An otherwise deletable email came from the infamous women's mag Redbook today. Like most suckers, I clicked the link to their “How Lying, Flirting (with someone else), and Fighting Can Make You Closer.” Will walking these fine lines have a positive effect on your relationship?

There are only 38 comments to this shock-and-awe piece published at the Redbookmag's website. This is a bit disappointing, since at least 39 things came to mind when skimming through this provocative but slightly shallow “advice” to readers in a long-term relationship. Thinking upon my marriage (and relationships passed), I had to scratch my head. While there was validity in some of the claims, in others there was a nagging doubt that any of it was necessary. Here's the premise behind the piece, and how it could be taken horribly out of context:

Flirting – Author Amy Spencer gives us a few reasons why it is OK for women to flirt with other men. It adds a level of excitement. It can make a man jealous (and that's a good thing?) It also has the opportunity to raise your self-esteem. This could also be a Pandora's Box just waiting to be opened. My rule has always been the Golden Rule (If you wouldn't want your man flirting with other women, do him the same courtesy.) Women have come a long way to not have to define self-esteem by what a horny stranger thinks of them....

Being selfish – The article claims that women owe it to themselves (and their marriage) to be a bit “selfish” from time to time. Expect something from your partner purely for the purpose of meeting your needs. (Last time I checked, this was called “communication,” and it is perfectly acceptable. Whether in matters of the bedroom, or just when you need a break from the kids, I would expect any intelligent woman to ask for what she needs. And I hope she would reciprocate.)

Lying – The article goes on to say that sometimes a lie can be helpful in a relationship. Um, yeah... it's called a “little white lie” and it's similar to telling someone that their baby isn't ugly (when really they are.) Don't hurt your hubby's feelings... even if it means not sharing intimate details of past relationships or being less than frank about his new haircut. Next topic, please.

Whether you loved or hated this article, one thing is for certain. Mutual respect is important in a relationship, and if you are doing anything that would betray that code of ethics, it's probably NOT going to help you get closer to your mate. You might also want to think about the best way to model real grown-up relationship behavior for your kids (would flirting with the FedEx guy accomplish this?)

(Note: This article has comments from December 2007. What does this mean?
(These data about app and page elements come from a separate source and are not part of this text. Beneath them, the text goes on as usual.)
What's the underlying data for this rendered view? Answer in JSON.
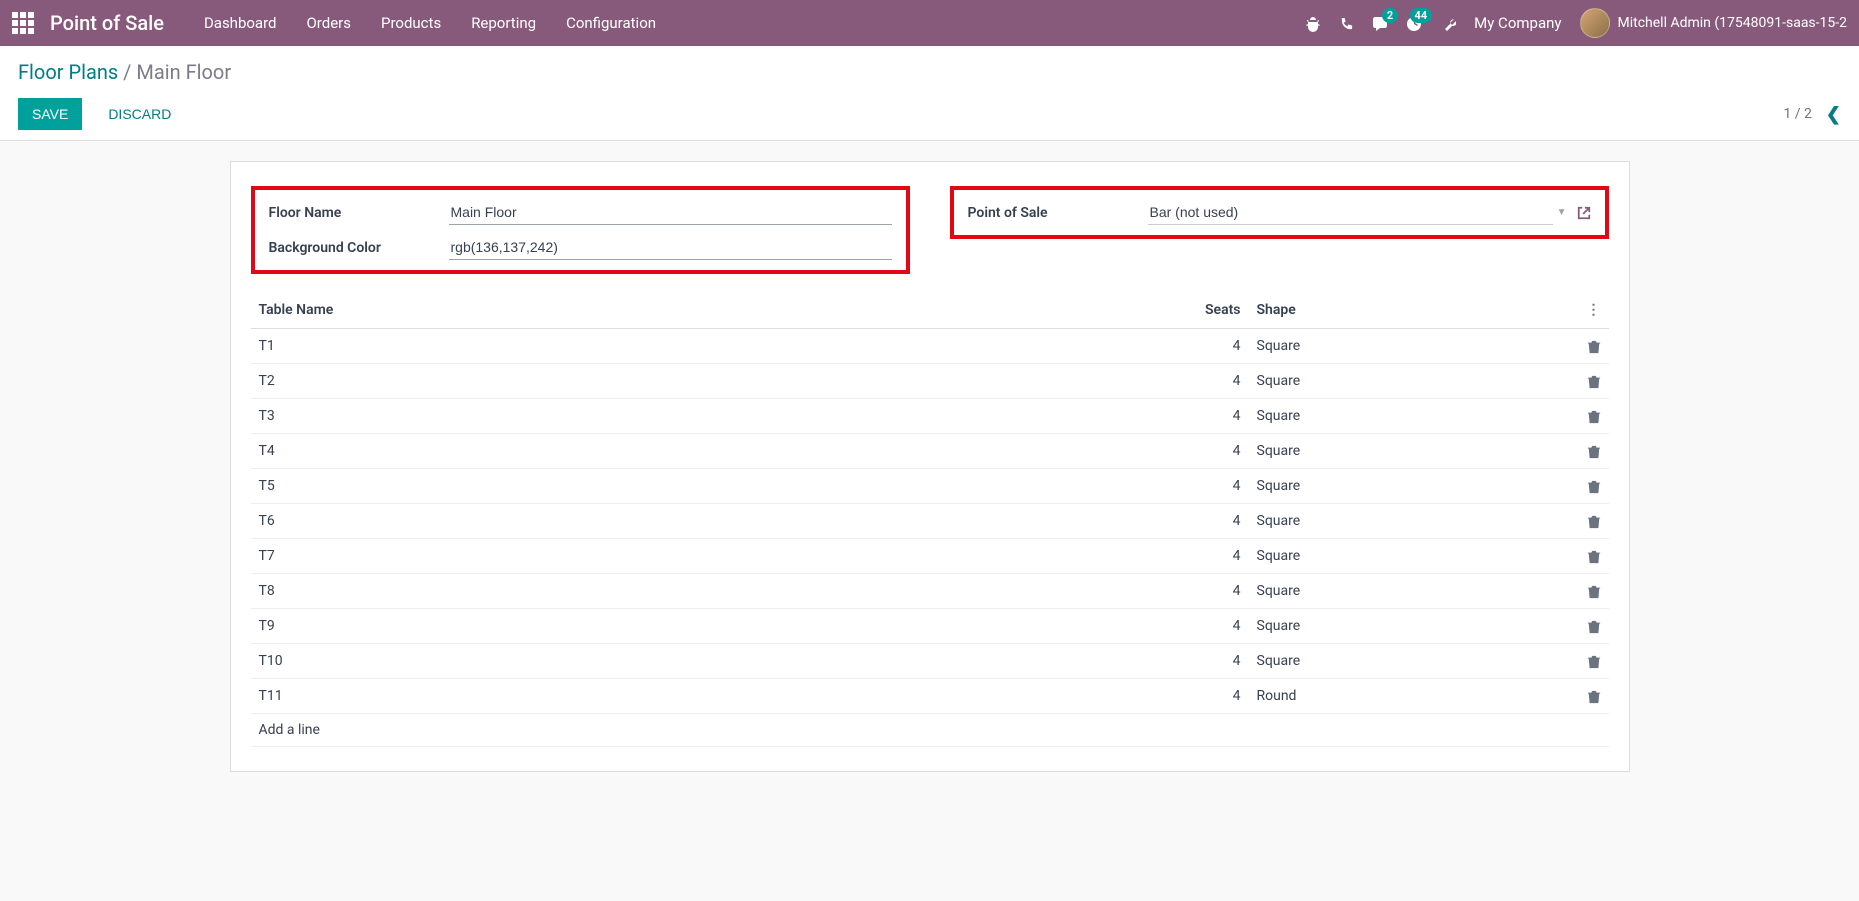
{
  "topbar": {
    "app_title": "Point of Sale",
    "nav": [
      "Dashboard",
      "Orders",
      "Products",
      "Reporting",
      "Configuration"
    ],
    "chat_badge": "2",
    "activity_badge": "44",
    "company": "My Company",
    "user": "Mitchell Admin (17548091-saas-15-2"
  },
  "breadcrumb": {
    "root": "Floor Plans",
    "current": "Main Floor"
  },
  "buttons": {
    "save": "SAVE",
    "discard": "DISCARD"
  },
  "pager": {
    "text": "1 / 2"
  },
  "form": {
    "floor_name_label": "Floor Name",
    "floor_name_value": "Main Floor",
    "bg_color_label": "Background Color",
    "bg_color_value": "rgb(136,137,242)",
    "pos_label": "Point of Sale",
    "pos_value": "Bar (not used)"
  },
  "table": {
    "headers": {
      "name": "Table Name",
      "seats": "Seats",
      "shape": "Shape"
    },
    "rows": [
      {
        "name": "T1",
        "seats": "4",
        "shape": "Square"
      },
      {
        "name": "T2",
        "seats": "4",
        "shape": "Square"
      },
      {
        "name": "T3",
        "seats": "4",
        "shape": "Square"
      },
      {
        "name": "T4",
        "seats": "4",
        "shape": "Square"
      },
      {
        "name": "T5",
        "seats": "4",
        "shape": "Square"
      },
      {
        "name": "T6",
        "seats": "4",
        "shape": "Square"
      },
      {
        "name": "T7",
        "seats": "4",
        "shape": "Square"
      },
      {
        "name": "T8",
        "seats": "4",
        "shape": "Square"
      },
      {
        "name": "T9",
        "seats": "4",
        "shape": "Square"
      },
      {
        "name": "T10",
        "seats": "4",
        "shape": "Square"
      },
      {
        "name": "T11",
        "seats": "4",
        "shape": "Round"
      }
    ],
    "add_line": "Add a line"
  }
}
It wasn't that big of a hit then, and needed to be “reintroduced” to readers via email today – and with a titillating headline, nonetheless.) Ironically, the article closes with a set of old standby's for keeping the love alive (saying “I love you,” keeping physical contact, and letting the petty things go.)

I guess the really good advice doesn't need a racy headline.